◆ **Task statement**: A verbatim copy of all entries is the expected output.
*** Begin section ***
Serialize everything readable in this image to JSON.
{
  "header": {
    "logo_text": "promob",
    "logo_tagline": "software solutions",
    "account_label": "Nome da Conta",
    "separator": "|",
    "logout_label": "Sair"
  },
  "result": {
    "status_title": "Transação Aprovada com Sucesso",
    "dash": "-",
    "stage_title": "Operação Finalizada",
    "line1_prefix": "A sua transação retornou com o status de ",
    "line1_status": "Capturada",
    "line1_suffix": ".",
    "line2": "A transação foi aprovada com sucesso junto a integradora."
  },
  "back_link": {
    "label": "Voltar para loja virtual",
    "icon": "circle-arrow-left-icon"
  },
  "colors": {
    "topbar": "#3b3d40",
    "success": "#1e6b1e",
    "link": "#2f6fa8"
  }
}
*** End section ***
◆ **Response for this exercise**:
Serialize everything readable in this image to JSON.
{
  "header": {
    "logo_text": "promob",
    "logo_tagline": "software solutions",
    "account_label": "Nome da Conta",
    "separator": "|",
    "logout_label": "Sair"
  },
  "result": {
    "status_title": "Transação Aprovada com Sucesso",
    "dash": "-",
    "stage_title": "Operação Finalizada",
    "line1_prefix": "A sua transação retornou com o status de ",
    "line1_status": "Capturada",
    "line1_suffix": ".",
    "line2": "A transação foi aprovada com sucesso junto a integradora."
  },
  "back_link": {
    "label": "Voltar para loja virtual",
    "icon": "circle-arrow-left-icon"
  },
  "colors": {
    "topbar": "#3b3d40",
    "success": "#1e6b1e",
    "link": "#2f6fa8"
  }
}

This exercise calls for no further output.